Goal of the exercise – Give every line of the data again, exactly.

Record excerpts –
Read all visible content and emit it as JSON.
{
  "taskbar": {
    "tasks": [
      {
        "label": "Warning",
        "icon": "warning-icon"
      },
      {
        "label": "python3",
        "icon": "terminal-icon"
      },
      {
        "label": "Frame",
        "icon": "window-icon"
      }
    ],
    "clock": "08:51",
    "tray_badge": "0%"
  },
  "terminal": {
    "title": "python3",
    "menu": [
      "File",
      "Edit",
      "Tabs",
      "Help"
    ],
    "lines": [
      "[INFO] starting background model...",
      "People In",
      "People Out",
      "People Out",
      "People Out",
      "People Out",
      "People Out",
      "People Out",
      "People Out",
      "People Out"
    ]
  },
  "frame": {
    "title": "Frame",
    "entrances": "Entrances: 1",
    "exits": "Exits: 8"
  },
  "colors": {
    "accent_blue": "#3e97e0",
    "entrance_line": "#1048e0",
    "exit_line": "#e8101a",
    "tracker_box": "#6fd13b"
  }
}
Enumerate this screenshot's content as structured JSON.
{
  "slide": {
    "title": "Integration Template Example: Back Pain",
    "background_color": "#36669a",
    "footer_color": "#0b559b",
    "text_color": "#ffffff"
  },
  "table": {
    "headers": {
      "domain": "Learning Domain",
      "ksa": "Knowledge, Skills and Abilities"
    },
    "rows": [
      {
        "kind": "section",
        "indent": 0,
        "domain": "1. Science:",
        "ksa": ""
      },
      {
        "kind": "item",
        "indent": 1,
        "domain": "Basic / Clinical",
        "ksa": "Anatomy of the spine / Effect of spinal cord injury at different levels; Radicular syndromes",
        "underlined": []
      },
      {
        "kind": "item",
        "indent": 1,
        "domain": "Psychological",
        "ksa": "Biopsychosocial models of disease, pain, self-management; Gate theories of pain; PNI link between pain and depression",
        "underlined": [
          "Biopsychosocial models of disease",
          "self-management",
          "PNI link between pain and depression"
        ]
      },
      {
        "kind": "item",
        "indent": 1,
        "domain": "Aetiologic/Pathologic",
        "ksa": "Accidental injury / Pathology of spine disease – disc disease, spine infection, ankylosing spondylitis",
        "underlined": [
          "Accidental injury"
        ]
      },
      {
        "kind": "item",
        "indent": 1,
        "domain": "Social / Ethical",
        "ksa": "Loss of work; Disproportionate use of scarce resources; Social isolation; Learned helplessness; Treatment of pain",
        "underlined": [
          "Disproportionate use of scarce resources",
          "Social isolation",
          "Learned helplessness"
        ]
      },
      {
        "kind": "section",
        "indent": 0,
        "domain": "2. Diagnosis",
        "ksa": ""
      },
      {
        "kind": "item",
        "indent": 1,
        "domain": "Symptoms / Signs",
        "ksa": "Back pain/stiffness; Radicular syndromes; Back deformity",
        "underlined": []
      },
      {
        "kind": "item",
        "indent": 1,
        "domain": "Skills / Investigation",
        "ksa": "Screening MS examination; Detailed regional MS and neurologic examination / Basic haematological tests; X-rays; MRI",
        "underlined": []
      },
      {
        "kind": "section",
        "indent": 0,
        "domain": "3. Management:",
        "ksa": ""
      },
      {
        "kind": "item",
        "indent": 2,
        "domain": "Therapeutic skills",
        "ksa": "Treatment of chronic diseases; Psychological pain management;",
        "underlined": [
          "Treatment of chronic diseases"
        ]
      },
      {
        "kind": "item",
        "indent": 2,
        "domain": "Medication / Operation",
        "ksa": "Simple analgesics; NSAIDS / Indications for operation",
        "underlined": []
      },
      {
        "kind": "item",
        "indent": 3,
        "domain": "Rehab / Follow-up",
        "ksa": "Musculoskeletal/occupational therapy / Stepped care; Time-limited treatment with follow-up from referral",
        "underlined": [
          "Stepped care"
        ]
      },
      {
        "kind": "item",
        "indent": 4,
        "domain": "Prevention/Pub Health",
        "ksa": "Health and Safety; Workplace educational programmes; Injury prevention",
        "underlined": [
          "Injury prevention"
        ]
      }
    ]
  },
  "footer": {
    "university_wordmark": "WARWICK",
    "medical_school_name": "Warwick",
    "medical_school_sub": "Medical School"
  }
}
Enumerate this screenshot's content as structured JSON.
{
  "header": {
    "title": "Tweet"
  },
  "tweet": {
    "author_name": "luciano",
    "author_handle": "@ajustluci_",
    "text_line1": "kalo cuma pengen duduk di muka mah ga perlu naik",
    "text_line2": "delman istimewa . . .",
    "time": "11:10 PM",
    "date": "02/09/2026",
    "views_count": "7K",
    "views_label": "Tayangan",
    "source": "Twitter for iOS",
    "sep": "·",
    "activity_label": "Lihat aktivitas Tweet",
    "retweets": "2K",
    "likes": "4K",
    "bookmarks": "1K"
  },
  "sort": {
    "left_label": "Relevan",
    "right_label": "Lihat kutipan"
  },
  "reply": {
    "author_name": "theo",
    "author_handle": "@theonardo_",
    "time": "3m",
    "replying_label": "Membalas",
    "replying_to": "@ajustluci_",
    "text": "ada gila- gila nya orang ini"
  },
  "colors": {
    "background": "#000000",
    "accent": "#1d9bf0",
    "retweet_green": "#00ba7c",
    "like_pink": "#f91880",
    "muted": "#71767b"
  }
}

Written answer –
Read all visible content and emit it as JSON.
{
  "taskbar": {
    "tasks": [
      {
        "label": "Warning",
        "icon": "warning-icon"
      },
      {
        "label": "python3",
        "icon": "terminal-icon"
      },
      {
        "label": "Frame",
        "icon": "window-icon"
      }
    ],
    "clock": "08:51",
    "tray_badge": "0%"
  },
  "terminal": {
    "title": "python3",
    "menu": [
      "File",
      "Edit",
      "Tabs",
      "Help"
    ],
    "lines": [
      "[INFO] starting background model...",
      "People In",
      "People Out",
      "People Out",
      "People Out",
      "People Out",
      "People Out",
      "People Out",
      "People Out",
      "People Out"
    ]
  },
  "frame": {
    "title": "Frame",
    "entrances": "Entrances: 1",
    "exits": "Exits: 8"
  },
  "colors": {
    "accent_blue": "#3e97e0",
    "entrance_line": "#1048e0",
    "exit_line": "#e8101a",
    "tracker_box": "#6fd13b"
  }
}
Enumerate this screenshot's content as structured JSON.
{
  "slide": {
    "title": "Integration Template Example: Back Pain",
    "background_color": "#36669a",
    "footer_color": "#0b559b",
    "text_color": "#ffffff"
  },
  "table": {
    "headers": {
      "domain": "Learning Domain",
      "ksa": "Knowledge, Skills and Abilities"
    },
    "rows": [
      {
        "kind": "section",
        "indent": 0,
        "domain": "1. Science:",
        "ksa": ""
      },
      {
        "kind": "item",
        "indent": 1,
        "domain": "Basic / Clinical",
        "ksa": "Anatomy of the spine / Effect of spinal cord injury at different levels; Radicular syndromes",
        "underlined": []
      },
      {
        "kind": "item",
        "indent": 1,
        "domain": "Psychological",
        "ksa": "Biopsychosocial models of disease, pain, self-management; Gate theories of pain; PNI link between pain and depression",
        "underlined": [
          "Biopsychosocial models of disease",
          "self-management",
          "PNI link between pain and depression"
        ]
      },
      {
        "kind": "item",
        "indent": 1,
        "domain": "Aetiologic/Pathologic",
        "ksa": "Accidental injury / Pathology of spine disease – disc disease, spine infection, ankylosing spondylitis",
        "underlined": [
          "Accidental injury"
        ]
      },
      {
        "kind": "item",
        "indent": 1,
        "domain": "Social / Ethical",
        "ksa": "Loss of work; Disproportionate use of scarce resources; Social isolation; Learned helplessness; Treatment of pain",
        "underlined": [
          "Disproportionate use of scarce resources",
          "Social isolation",
          "Learned helplessness"
        ]
      },
      {
        "kind": "section",
        "indent": 0,
        "domain": "2. Diagnosis",
        "ksa": ""
      },
      {
        "kind": "item",
        "indent": 1,
        "domain": "Symptoms / Signs",
        "ksa": "Back pain/stiffness; Radicular syndromes; Back deformity",
        "underlined": []
      },
      {
        "kind": "item",
        "indent": 1,
        "domain": "Skills / Investigation",
        "ksa": "Screening MS examination; Detailed regional MS and neurologic examination / Basic haematological tests; X-rays; MRI",
        "underlined": []
      },
      {
        "kind": "section",
        "indent": 0,
        "domain": "3. Management:",
        "ksa": ""
      },
      {
        "kind": "item",
        "indent": 2,
        "domain": "Therapeutic skills",
        "ksa": "Treatment of chronic diseases; Psychological pain management;",
        "underlined": [
          "Treatment of chronic diseases"
        ]
      },
      {
        "kind": "item",
        "indent": 2,
        "domain": "Medication / Operation",
        "ksa": "Simple analgesics; NSAIDS / Indications for operation",
        "underlined": []
      },
      {
        "kind": "item",
        "indent": 3,
        "domain": "Rehab / Follow-up",
        "ksa": "Musculoskeletal/occupational therapy / Stepped care; Time-limited treatment with follow-up from referral",
        "underlined": [
          "Stepped care"
        ]
      },
      {
        "kind": "item",
        "indent": 4,
        "domain": "Prevention/Pub Health",
        "ksa": "Health and Safety; Workplace educational programmes; Injury prevention",
        "underlined": [
          "Injury prevention"
        ]
      }
    ]
  },
  "footer": {
    "university_wordmark": "WARWICK",
    "medical_school_name": "Warwick",
    "medical_school_sub": "Medical School"
  }
}
Enumerate this screenshot's content as structured JSON.
{
  "header": {
    "title": "Tweet"
  },
  "tweet": {
    "author_name": "luciano",
    "author_handle": "@ajustluci_",
    "text_line1": "kalo cuma pengen duduk di muka mah ga perlu naik",
    "text_line2": "delman istimewa . . .",
    "time": "11:10 PM",
    "date": "02/09/2026",
    "views_count": "7K",
    "views_label": "Tayangan",
    "source": "Twitter for iOS",
    "sep": "·",
    "activity_label": "Lihat aktivitas Tweet",
    "retweets": "2K",
    "likes": "4K",
    "bookmarks": "1K"
  },
  "sort": {
    "left_label": "Relevan",
    "right_label": "Lihat kutipan"
  },
  "reply": {
    "author_name": "theo",
    "author_handle": "@theonardo_",
    "time": "3m",
    "replying_label": "Membalas",
    "replying_to": "@ajustluci_",
    "text": "ada gila- gila nya orang ini"
  },
  "colors": {
    "background": "#000000",
    "accent": "#1d9bf0",
    "retweet_green": "#00ba7c",
    "like_pink": "#f91880",
    "muted": "#71767b"
  }
}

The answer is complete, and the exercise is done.